What is needed is an exact copy of the entries, with the pictures excluded.

•••

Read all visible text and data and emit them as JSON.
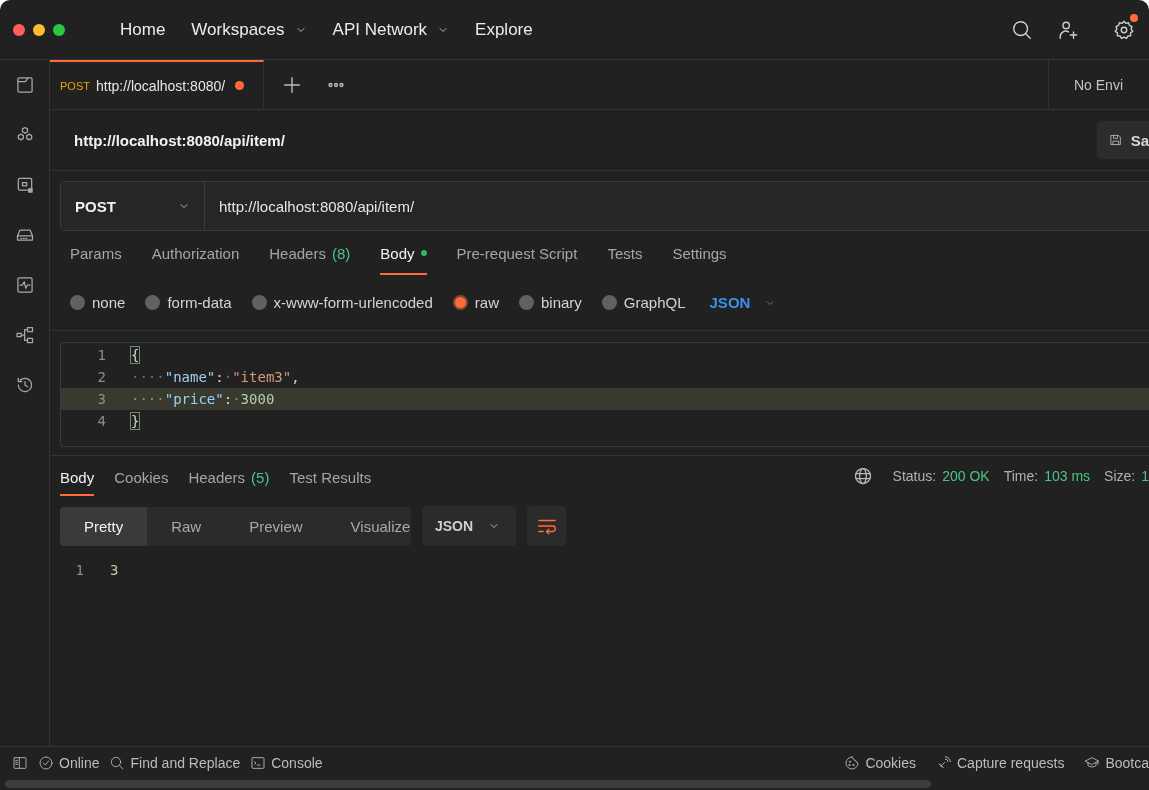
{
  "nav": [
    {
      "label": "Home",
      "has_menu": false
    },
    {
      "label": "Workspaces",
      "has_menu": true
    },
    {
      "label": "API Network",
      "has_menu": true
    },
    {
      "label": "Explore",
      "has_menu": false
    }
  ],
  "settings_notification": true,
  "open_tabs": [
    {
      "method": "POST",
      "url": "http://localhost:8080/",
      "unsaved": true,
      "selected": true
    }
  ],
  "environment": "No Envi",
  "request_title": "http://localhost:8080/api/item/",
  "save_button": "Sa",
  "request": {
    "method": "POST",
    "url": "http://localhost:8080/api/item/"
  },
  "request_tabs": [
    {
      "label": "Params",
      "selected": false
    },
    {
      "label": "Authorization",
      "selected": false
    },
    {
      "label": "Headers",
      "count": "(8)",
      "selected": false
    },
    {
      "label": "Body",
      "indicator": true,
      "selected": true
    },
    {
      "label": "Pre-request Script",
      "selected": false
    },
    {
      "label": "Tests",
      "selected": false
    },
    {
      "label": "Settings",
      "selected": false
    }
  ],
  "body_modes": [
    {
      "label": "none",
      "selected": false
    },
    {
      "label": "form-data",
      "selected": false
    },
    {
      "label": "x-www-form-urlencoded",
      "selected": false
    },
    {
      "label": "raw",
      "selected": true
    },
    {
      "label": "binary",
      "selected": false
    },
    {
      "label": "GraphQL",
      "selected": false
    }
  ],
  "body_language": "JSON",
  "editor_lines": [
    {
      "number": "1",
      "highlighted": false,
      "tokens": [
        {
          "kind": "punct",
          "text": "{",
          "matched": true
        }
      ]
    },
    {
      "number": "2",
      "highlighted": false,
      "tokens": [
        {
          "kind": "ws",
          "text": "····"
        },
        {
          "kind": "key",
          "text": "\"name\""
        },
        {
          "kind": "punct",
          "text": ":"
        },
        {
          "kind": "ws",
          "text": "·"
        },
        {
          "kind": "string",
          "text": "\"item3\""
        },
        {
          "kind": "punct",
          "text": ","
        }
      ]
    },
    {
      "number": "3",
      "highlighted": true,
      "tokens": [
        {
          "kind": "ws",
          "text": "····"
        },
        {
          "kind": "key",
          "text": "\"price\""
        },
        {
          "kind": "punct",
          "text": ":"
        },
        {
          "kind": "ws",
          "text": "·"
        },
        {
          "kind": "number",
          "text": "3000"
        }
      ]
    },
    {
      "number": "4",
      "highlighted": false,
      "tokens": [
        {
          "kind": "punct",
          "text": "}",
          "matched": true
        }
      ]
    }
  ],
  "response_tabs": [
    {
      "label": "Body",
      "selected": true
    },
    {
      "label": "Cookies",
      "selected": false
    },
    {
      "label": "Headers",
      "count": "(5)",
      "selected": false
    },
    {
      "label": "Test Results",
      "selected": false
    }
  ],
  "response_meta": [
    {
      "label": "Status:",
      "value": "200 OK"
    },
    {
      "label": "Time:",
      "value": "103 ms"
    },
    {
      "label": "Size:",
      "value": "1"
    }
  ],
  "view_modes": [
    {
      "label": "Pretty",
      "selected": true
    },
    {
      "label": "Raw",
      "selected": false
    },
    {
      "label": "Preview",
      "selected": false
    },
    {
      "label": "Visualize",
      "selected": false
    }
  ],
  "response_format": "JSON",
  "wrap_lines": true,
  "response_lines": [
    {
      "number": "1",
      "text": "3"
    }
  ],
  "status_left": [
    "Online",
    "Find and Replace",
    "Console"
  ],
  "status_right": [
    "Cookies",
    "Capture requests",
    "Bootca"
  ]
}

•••

## [REPLY TO THE TASK]
Read all visible text and data and emit them as JSON.
{
  "nav": [
    {
      "label": "Home",
      "has_menu": false
    },
    {
      "label": "Workspaces",
      "has_menu": true
    },
    {
      "label": "API Network",
      "has_menu": true
    },
    {
      "label": "Explore",
      "has_menu": false
    }
  ],
  "settings_notification": true,
  "open_tabs": [
    {
      "method": "POST",
      "url": "http://localhost:8080/",
      "unsaved": true,
      "selected": true
    }
  ],
  "environment": "No Envi",
  "request_title": "http://localhost:8080/api/item/",
  "save_button": "Sa",
  "request": {
    "method": "POST",
    "url": "http://localhost:8080/api/item/"
  },
  "request_tabs": [
    {
      "label": "Params",
      "selected": false
    },
    {
      "label": "Authorization",
      "selected": false
    },
    {
      "label": "Headers",
      "count": "(8)",
      "selected": false
    },
    {
      "label": "Body",
      "indicator": true,
      "selected": true
    },
    {
      "label": "Pre-request Script",
      "selected": false
    },
    {
      "label": "Tests",
      "selected": false
    },
    {
      "label": "Settings",
      "selected": false
    }
  ],
  "body_modes": [
    {
      "label": "none",
      "selected": false
    },
    {
      "label": "form-data",
      "selected": false
    },
    {
      "label": "x-www-form-urlencoded",
      "selected": false
    },
    {
      "label": "raw",
      "selected": true
    },
    {
      "label": "binary",
      "selected": false
    },
    {
      "label": "GraphQL",
      "selected": false
    }
  ],
  "body_language": "JSON",
  "editor_lines": [
    {
      "number": "1",
      "highlighted": false,
      "tokens": [
        {
          "kind": "punct",
          "text": "{",
          "matched": true
        }
      ]
    },
    {
      "number": "2",
      "highlighted": false,
      "tokens": [
        {
          "kind": "ws",
          "text": "····"
        },
        {
          "kind": "key",
          "text": "\"name\""
        },
        {
          "kind": "punct",
          "text": ":"
        },
        {
          "kind": "ws",
          "text": "·"
        },
        {
          "kind": "string",
          "text": "\"item3\""
        },
        {
          "kind": "punct",
          "text": ","
        }
      ]
    },
    {
      "number": "3",
      "highlighted": true,
      "tokens": [
        {
          "kind": "ws",
          "text": "····"
        },
        {
          "kind": "key",
          "text": "\"price\""
        },
        {
          "kind": "punct",
          "text": ":"
        },
        {
          "kind": "ws",
          "text": "·"
        },
        {
          "kind": "number",
          "text": "3000"
        }
      ]
    },
    {
      "number": "4",
      "highlighted": false,
      "tokens": [
        {
          "kind": "punct",
          "text": "}",
          "matched": true
        }
      ]
    }
  ],
  "response_tabs": [
    {
      "label": "Body",
      "selected": true
    },
    {
      "label": "Cookies",
      "selected": false
    },
    {
      "label": "Headers",
      "count": "(5)",
      "selected": false
    },
    {
      "label": "Test Results",
      "selected": false
    }
  ],
  "response_meta": [
    {
      "label": "Status:",
      "value": "200 OK"
    },
    {
      "label": "Time:",
      "value": "103 ms"
    },
    {
      "label": "Size:",
      "value": "1"
    }
  ],
  "view_modes": [
    {
      "label": "Pretty",
      "selected": true
    },
    {
      "label": "Raw",
      "selected": false
    },
    {
      "label": "Preview",
      "selected": false
    },
    {
      "label": "Visualize",
      "selected": false
    }
  ],
  "response_format": "JSON",
  "wrap_lines": true,
  "response_lines": [
    {
      "number": "1",
      "text": "3"
    }
  ],
  "status_left": [
    "Online",
    "Find and Replace",
    "Console"
  ],
  "status_right": [
    "Cookies",
    "Capture requests",
    "Bootca"
  ]
}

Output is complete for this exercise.